I am an English teacher, just completed a phd and am now lecturing at a university. I am 30 years old and am only just now feeling motivated again by a desire to learn more about maths. Also, ironically although I teach English, it is only in the last two years I would sat I’ve rediscovered motivation to write.
When did I lose interest in these things? Writing…in uni, in my undergraduate degree. Maths…in year 9. Drills and exercises killed it for me, and the lack of application (even to theory, like, how maths is a whole way to understand the world!)
Just goes to show that even people who are passionate about learning and teaching can take lots of time too to bounce back from motivation death. Thanks for this post!

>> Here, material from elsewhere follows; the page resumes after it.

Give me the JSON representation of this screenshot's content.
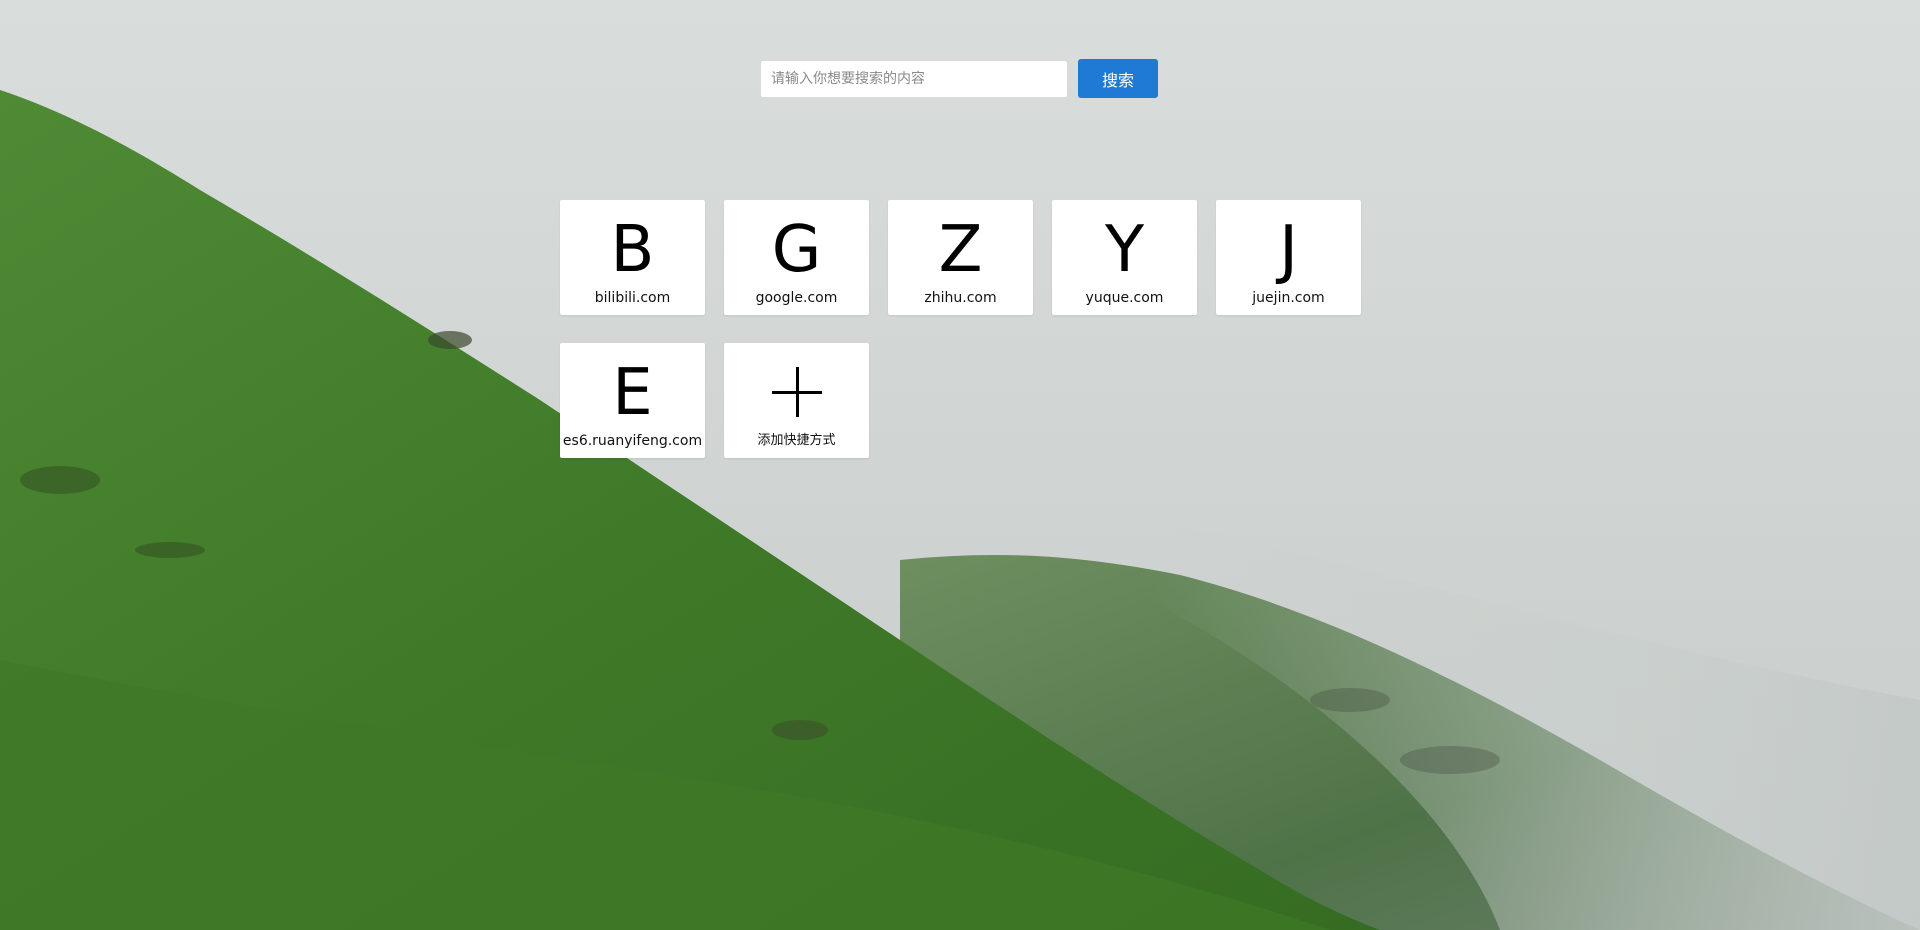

NancyHJune 25, 2011
I think we start this tear-down process very early in school and I think it persists in ways that are part of the fabric to such an extent that we can’t even see them. We do calendar concepts and weather every day in K. We give students “busy work” for homework 4/5 nights every week. We underestimate the time homework will take on a regular basis and then don’t collect it. We keep tests secret and don’t let students keep them after they are finished and graded. If you think about it, most of the things we do that tear down student “constructions” are things that make OUR lives easier…hmmmm Wonder what that’s about…